Life remains a challenge for quake survivors
According to official figures, 600,000 homes need to be built in rural areas and 30,000 in urban areas to shelter the homeless.india Updated: Oct 06, 2006 19:06 IST
One year after the October 2005 earthquake, life for the affected people in Pakistan's quake-hit areas remains a big challenge.
In spite of a huge hullabaloo about the relief and rehabilitation measures in quake-hit areas, the reality is that thousands of people in these areas continue to live without permanent shelters and have to face yet another harsh cold winter without basic necessities of life.
The remains of landslide due to the earthquake still exist in the mountain like scars embedded on healthy skin.
Even after twelve months, survivors continue to live in relief tents or shelters made from corrugated iron.
There is little change in Muzaffarabad, capital of Pakistani Kashmir, where more than 36,000 were killed in the earthquake.

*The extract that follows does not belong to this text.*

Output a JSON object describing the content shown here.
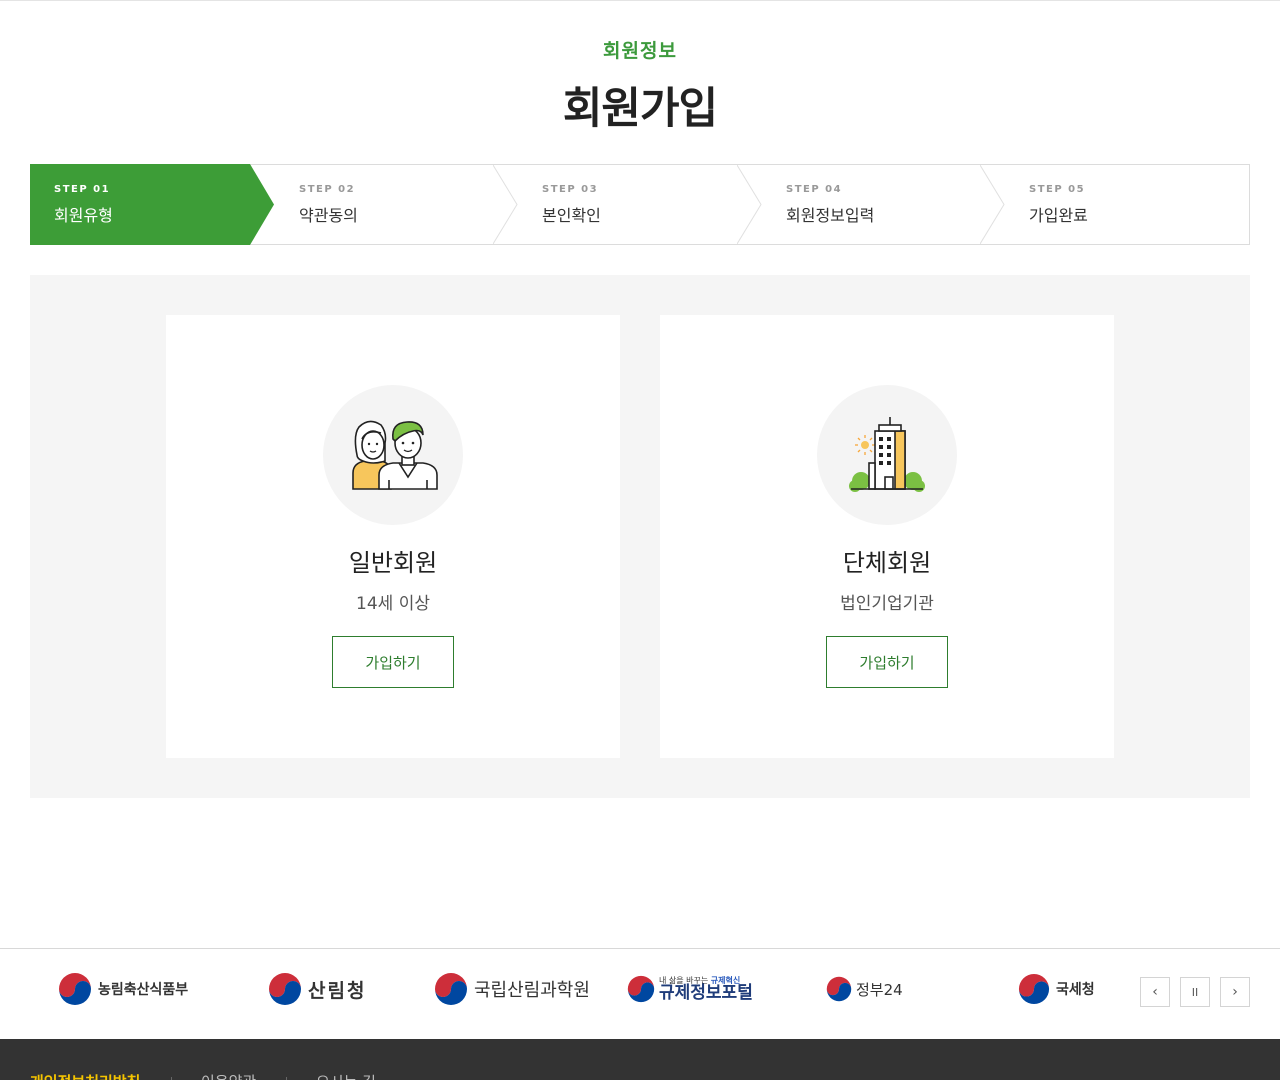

A large number of makeshift shelters sit in the rubbles of the destroyed houses in Rawalakot, Bagh, Mansehra, Chakothi and Muzaffarabad.
Relief tents stand on top of the skeletal remains of buildings. Dust and exposed iron rods are a permanent feature and some buildings still lie where they fell.
According to Pakistani official figures, 600,000 homes need to be built in rural areas and 30,000 in urban areas to shelter the homeless.
According to official figures, around 76,000 people died in the quake, which struck North West Frontier Province and Pakistani Kashmir on Oct 8 last year that left 3.3 million homeless.
Musarat, the head of the Government High School for Girls in Chakothi, wiped away tears on the edge of her headscarf when she talked about last October's terrible experience.
Though she had been buried deep in the rubbles for seven hours she was lucky to have survived.
But her seven students and three teachers were not so lucky.
Musarat said that she could never forget the children and adults outside her school crying and trying to find each other amidst collapsing walls and falling rubble.
She said that the main challenge after the earthquake was to help young children get over their trauma.
"Of course there is some sort of psychological effect on their mind, but what we have to do is to lead them out of grief and make their life normal," Musarat said.
Now a new school with 10 classrooms, staff rooms, library and labs are being set up. Local workers are engaged in rebuilding the school.
Musarat said that though some workers are busy rebuilding their own houses, "they come here to help us in order to get it inaugurated on the day of the earthquake anniversary."
Looking ahead she said, "I believe the future will be better."
There is a sign of significant progress, the corrugated-iron university, paid for by a charity, which will be operational in two months time.
In Muzaffarabad and other towns, Pakistanis are trying to pick up where they left off before the quake struck.
Business in markets on the roadside continues to boom. Residents can be seen searching for essentials such as tea, rice, vegetables, fruits and meat.
A vegetable vendor, who lived in a village near Muzaffarabad, said, "If I can work, I should work. It's better to work than to wait in line and accept aid."
"We will restore the beauty of our hometown, but we need time," Deputy Chairman of Earthquake Rehabilitation and Reconstruction Authority (ERRA) Ahmed Nadeem told Xinhua after a visit to areas ravaged by the earthquake.
"The biggest problem has been managing the expectations. Everybody thinks this work should have been done yesterday," he said.
A year after the disaster, challenges remain, but the longing for new life has emerged among the affected. The "tragedy should be diverted into an opportunity," Chairman of ERRA Altaf Saleem said.